A desperately needed shift in the American consciousness has taken place over the last couple of years, recognizing the urgency of eliminating systemic racism and fostering health equity. Healthcare employers must respond – and many are – by ensuring they are providing the education and training necessary for their workforce, as well as actively seeking out diversity when they add new employees.
Three pandemic-driven changes that have emerged:
It is not news to anyone working in healthcare that the pandemic sparked explosive growth in the demand for, and volume of, telehealth services. As the country moved into lockdown in early 2020, and many hospitals paused non-essential services, the federal government loosened requirements surrounding telehealth to enable more people the opportunity to receive care. This mode of care delivery requires shifts in healthcare workforce roles and workflows. While there has been a gradual return to business as usual in healthcare, what we are seeing is the new business as usual continues to include significant demand for telehealth services.
A shortage of behavioral health workers pre-dates the pandemic but has grown like wildfire in its wake. The stress of being surrounded by illness and death while at the same time being isolated from loved ones and normal routines during lockdown has created a mental health crisis and exacerbated substance use disorders throughout this country. Going forward, it will be important to develop curricula and clinical placements that better prepare nurses and other clinicians to provide integrated behavioral health and primary care in ambulatory and community-based settings.
Behavioral health is not the only sector of healthcare experiencing workforce shortages, of course. Pandemic-induced burnout and the great resignation are impacting healthcare workforce supply across the board. According to the American Hospital Association (AHA), in November 2021, nearly 600,000 healthcare workers quit their jobs and nearly 18% of healthcare workers reported they had left their job since the start of the pandemic. At the same time, about six in 10 healthcare workers said pandemic-related stress had harmed their mental health. AHA is predicting a shortage of 3.2 million healthcare workers by 2026. While growing the pipeline is important, it is not an immediate solution and will not alone solve the problem. Retention is critical. And, of course, retaining healthcare workers is multi-faceted, involving a variety of strategies from providing professional development opportunities and offering competitive compensation to promoting work-life balance and creating strong bonds among employees through mentorships.

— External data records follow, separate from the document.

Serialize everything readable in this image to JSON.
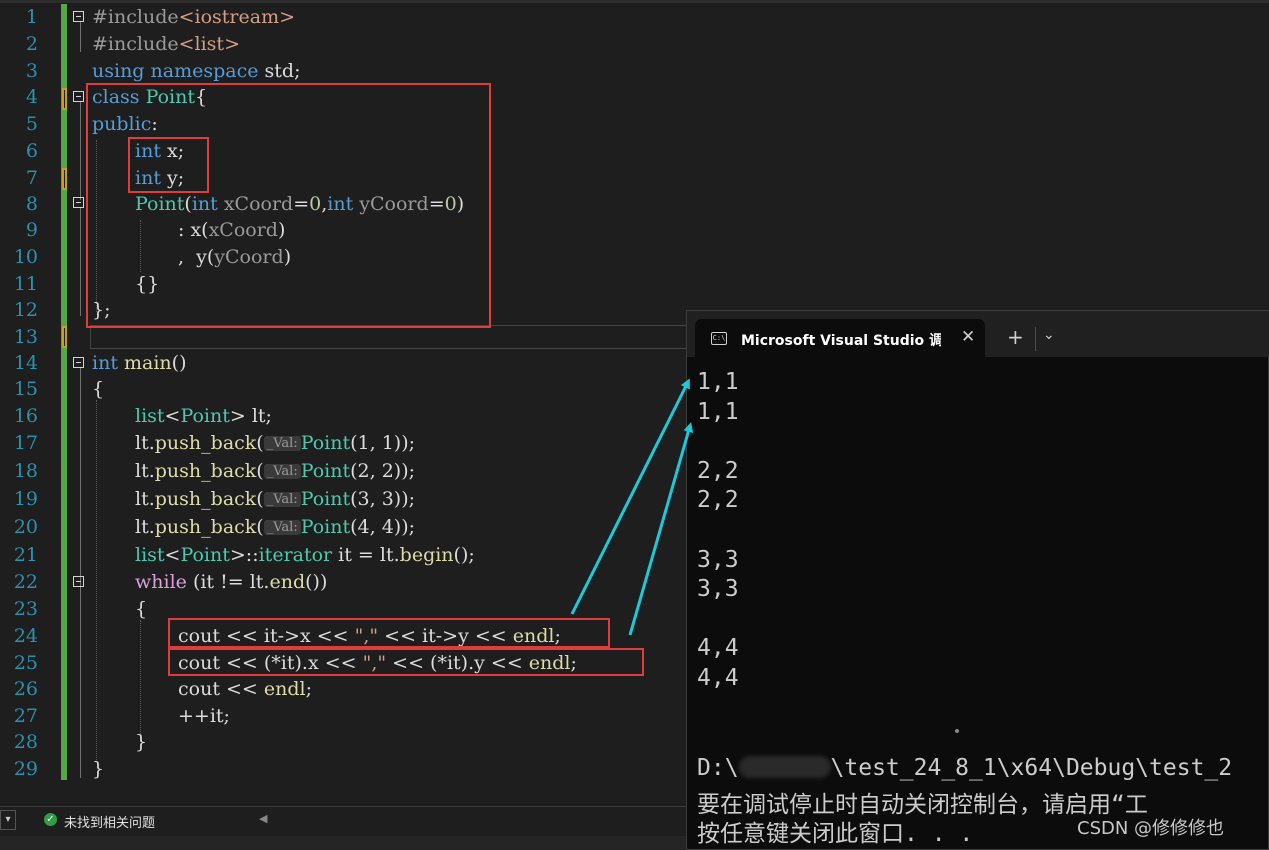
{
  "line_numbers": [
    "1",
    "2",
    "3",
    "4",
    "5",
    "6",
    "7",
    "8",
    "9",
    "10",
    "11",
    "12",
    "13",
    "14",
    "15",
    "16",
    "17",
    "18",
    "19",
    "20",
    "21",
    "22",
    "23",
    "24",
    "25",
    "26",
    "27",
    "28",
    "29"
  ],
  "code": {
    "l1": {
      "pp": "#include",
      "inc": "<iostream>"
    },
    "l2": {
      "pp": "#include",
      "inc": "<list>"
    },
    "l3": {
      "kw1": "using",
      "kw2": "namespace",
      "rest": "std;"
    },
    "l4": {
      "kw": "class",
      "ty": "Point",
      "rest": "{"
    },
    "l5": {
      "kw": "public",
      "rest": ":"
    },
    "l6": {
      "kw": "int",
      "rest": "x;"
    },
    "l7": {
      "kw": "int",
      "rest": "y;"
    },
    "l8": {
      "ty": "Point",
      "p1": "(",
      "kw1": "int",
      "param1": "xCoord",
      "eq1": "=",
      "n1": "0",
      "comma": ",",
      "kw2": "int",
      "param2": "yCoord",
      "eq2": "=",
      "n2": "0",
      "p2": ")"
    },
    "l9": {
      "lead": ": ",
      "mem": "x",
      "p1": "(",
      "param": "xCoord",
      "p2": ")"
    },
    "l10": {
      "lead": ",  ",
      "mem": "y",
      "p1": "(",
      "param": "yCoord",
      "p2": ")"
    },
    "l11": {
      "rest": "{}"
    },
    "l12": {
      "rest": "};"
    },
    "l14": {
      "kw": "int",
      "fn": "main",
      "rest": "()"
    },
    "l15": {
      "rest": "{"
    },
    "l16": {
      "ty1": "list",
      "lt": "<",
      "ty2": "Point",
      "gt": ">",
      "rest": " lt;"
    },
    "l17": {
      "obj": "lt.",
      "fn": "push_back",
      "p1": "(",
      "hint": "_Val:",
      "ty": "Point",
      "args": "(1, 1));"
    },
    "l18": {
      "obj": "lt.",
      "fn": "push_back",
      "p1": "(",
      "hint": "_Val:",
      "ty": "Point",
      "args": "(2, 2));"
    },
    "l19": {
      "obj": "lt.",
      "fn": "push_back",
      "p1": "(",
      "hint": "_Val:",
      "ty": "Point",
      "args": "(3, 3));"
    },
    "l20": {
      "obj": "lt.",
      "fn": "push_back",
      "p1": "(",
      "hint": "_Val:",
      "ty": "Point",
      "args": "(4, 4));"
    },
    "l21": {
      "ty1": "list",
      "lt": "<",
      "ty2": "Point",
      "gt": ">",
      "sep": "::",
      "ty3": "iterator",
      "rest1": " it = lt.",
      "fn": "begin",
      "rest2": "();"
    },
    "l22": {
      "kw": "while",
      "rest1": " (it != lt.",
      "fn": "end",
      "rest2": "())"
    },
    "l23": {
      "rest": "{"
    },
    "l24": {
      "a": "cout << it->",
      "b": "x",
      "c": " << ",
      "str": "\",\"",
      "d": " << it->",
      "e": "y",
      "f": " << ",
      "g": "endl",
      "h": ";"
    },
    "l25": {
      "a": "cout << (*it).",
      "b": "x",
      "c": " << ",
      "str": "\",\"",
      "d": " << (*it).",
      "e": "y",
      "f": " << ",
      "g": "endl",
      "h": ";"
    },
    "l26": {
      "a": "cout << ",
      "g": "endl",
      "h": ";"
    },
    "l27": {
      "rest": "++it;"
    },
    "l28": {
      "rest": "}"
    },
    "l29": {
      "rest": "}"
    }
  },
  "status": {
    "left_button": "▾",
    "check_icon": "check-circle-icon",
    "message": "未找到相关问题",
    "scroll_arrow": "◀"
  },
  "terminal": {
    "tab_icon_text": "C:\\",
    "tab_title": "Microsoft Visual Studio 调试控制台",
    "close_glyph": "✕",
    "new_tab_glyph": "+",
    "dropdown_glyph": "⌄",
    "output": [
      "1,1",
      "1,1",
      "",
      "2,2",
      "2,2",
      "",
      "3,3",
      "3,3",
      "",
      "4,4",
      "4,4"
    ],
    "path_prefix": "D:\\",
    "path_suffix": "\\test_24_8_1\\x64\\Debug\\test_2",
    "msg1": "要在调试停止时自动关闭控制台，请启用“工",
    "msg2": "按任意键关闭此窗口. . .",
    "watermark": "CSDN @修修修也"
  },
  "colors": {
    "annotation_red": "#e03c3c",
    "arrow_cyan": "#1ec8d8",
    "gutter_green": "#57a64a"
  }
}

Even with the growth of technology, automation and artificial intelligence we are witnessing across many industries, healthcare remains, at its core, workforce focused. Any change impacting this sector – and there always be more change coming – will require us to adapt and evolve as healthcare workers, administrators and leaders.
As the nation’s first regional hospital association, The Center for Health Affairs serves as the collective voice and leading advocate for 36 hospitals across nine counties in Northeast Ohio. With a history dating back over 100 years, The Center aims to enhance the effectiveness of the healthcare community, and the health of the communities it serves, by providing expertise, resources and solutions to address the challenges currently being faced by the region’s healthcare providers. The Center’s efforts focus on areas in which member hospitals and their communities can benefit from a regional approach, including emergency preparedness, public policy and advocacy. finance and reimbursement, and community health. Through its business affiliates, CHAMPS Group Purchasing and The Essentials Group, The Center provides a broad level of professional services to its members. Headquartered in downtown Cleveland, The Center is honored to be named as one of The Cleveland Plain Dealer’s Top Workplaces; Crain’s Cleveland Business and Best Companies Group’s Best Employers in Ohio; and Modern Healthcare’s Best Places to Work in Healthcare.